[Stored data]
::::::::
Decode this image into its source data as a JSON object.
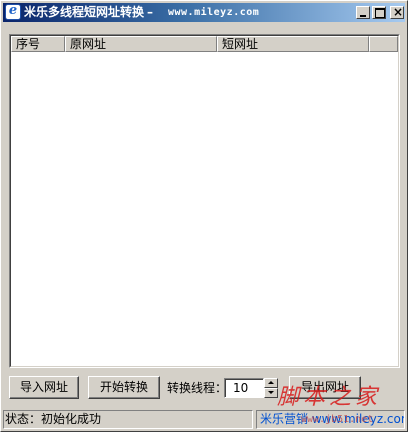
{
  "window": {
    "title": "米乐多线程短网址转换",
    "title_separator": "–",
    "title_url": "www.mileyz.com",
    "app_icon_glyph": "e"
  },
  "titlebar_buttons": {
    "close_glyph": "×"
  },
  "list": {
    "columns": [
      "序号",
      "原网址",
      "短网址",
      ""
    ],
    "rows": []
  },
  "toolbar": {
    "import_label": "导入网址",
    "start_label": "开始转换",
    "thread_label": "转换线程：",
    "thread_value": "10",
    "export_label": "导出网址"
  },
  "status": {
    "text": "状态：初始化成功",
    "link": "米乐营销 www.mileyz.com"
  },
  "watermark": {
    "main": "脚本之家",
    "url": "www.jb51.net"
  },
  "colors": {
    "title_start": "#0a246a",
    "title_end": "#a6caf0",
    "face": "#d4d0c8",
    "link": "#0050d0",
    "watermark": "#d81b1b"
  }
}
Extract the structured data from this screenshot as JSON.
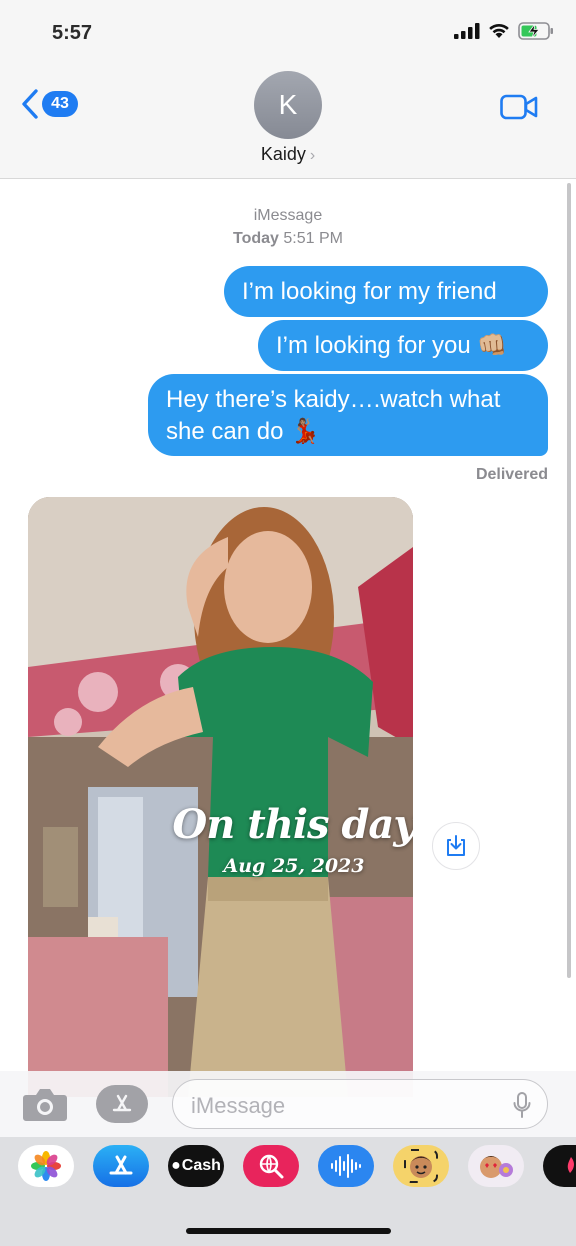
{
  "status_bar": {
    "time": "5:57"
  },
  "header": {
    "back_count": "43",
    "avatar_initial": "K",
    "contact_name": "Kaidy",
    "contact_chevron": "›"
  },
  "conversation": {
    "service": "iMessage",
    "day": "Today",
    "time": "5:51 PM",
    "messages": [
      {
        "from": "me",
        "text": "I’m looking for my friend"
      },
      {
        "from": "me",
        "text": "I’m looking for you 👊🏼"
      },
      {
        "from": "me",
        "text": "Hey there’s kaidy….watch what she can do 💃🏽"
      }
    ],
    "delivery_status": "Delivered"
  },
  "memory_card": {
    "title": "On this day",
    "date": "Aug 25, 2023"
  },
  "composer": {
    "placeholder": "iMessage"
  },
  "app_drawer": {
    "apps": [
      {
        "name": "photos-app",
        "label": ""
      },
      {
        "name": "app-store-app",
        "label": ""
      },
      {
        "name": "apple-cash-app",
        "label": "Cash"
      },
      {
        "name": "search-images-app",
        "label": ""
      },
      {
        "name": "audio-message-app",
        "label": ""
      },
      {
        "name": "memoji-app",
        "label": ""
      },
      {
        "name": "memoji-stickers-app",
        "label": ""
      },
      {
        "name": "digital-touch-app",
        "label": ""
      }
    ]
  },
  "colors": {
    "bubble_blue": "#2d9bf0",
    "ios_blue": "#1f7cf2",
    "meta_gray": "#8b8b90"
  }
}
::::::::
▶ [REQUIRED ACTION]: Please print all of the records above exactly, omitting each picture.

▶ [EXERCISE OUTPUT]:
Decode this image into its source data as a JSON object.
{
  "window": {
    "title": "米乐多线程短网址转换",
    "title_separator": "–",
    "title_url": "www.mileyz.com",
    "app_icon_glyph": "e"
  },
  "titlebar_buttons": {
    "close_glyph": "×"
  },
  "list": {
    "columns": [
      "序号",
      "原网址",
      "短网址",
      ""
    ],
    "rows": []
  },
  "toolbar": {
    "import_label": "导入网址",
    "start_label": "开始转换",
    "thread_label": "转换线程：",
    "thread_value": "10",
    "export_label": "导出网址"
  },
  "status": {
    "text": "状态：初始化成功",
    "link": "米乐营销 www.mileyz.com"
  },
  "watermark": {
    "main": "脚本之家",
    "url": "www.jb51.net"
  },
  "colors": {
    "title_start": "#0a246a",
    "title_end": "#a6caf0",
    "face": "#d4d0c8",
    "link": "#0050d0",
    "watermark": "#d81b1b"
  }
}
Extract the structured data from this screenshot as JSON.
{
  "status_bar": {
    "time": "5:57"
  },
  "header": {
    "back_count": "43",
    "avatar_initial": "K",
    "contact_name": "Kaidy",
    "contact_chevron": "›"
  },
  "conversation": {
    "service": "iMessage",
    "day": "Today",
    "time": "5:51 PM",
    "messages": [
      {
        "from": "me",
        "text": "I’m looking for my friend"
      },
      {
        "from": "me",
        "text": "I’m looking for you 👊🏼"
      },
      {
        "from": "me",
        "text": "Hey there’s kaidy….watch what she can do 💃🏽"
      }
    ],
    "delivery_status": "Delivered"
  },
  "memory_card": {
    "title": "On this day",
    "date": "Aug 25, 2023"
  },
  "composer": {
    "placeholder": "iMessage"
  },
  "app_drawer": {
    "apps": [
      {
        "name": "photos-app",
        "label": ""
      },
      {
        "name": "app-store-app",
        "label": ""
      },
      {
        "name": "apple-cash-app",
        "label": "Cash"
      },
      {
        "name": "search-images-app",
        "label": ""
      },
      {
        "name": "audio-message-app",
        "label": ""
      },
      {
        "name": "memoji-app",
        "label": ""
      },
      {
        "name": "memoji-stickers-app",
        "label": ""
      },
      {
        "name": "digital-touch-app",
        "label": ""
      }
    ]
  },
  "colors": {
    "bubble_blue": "#2d9bf0",
    "ios_blue": "#1f7cf2",
    "meta_gray": "#8b8b90"
  }
}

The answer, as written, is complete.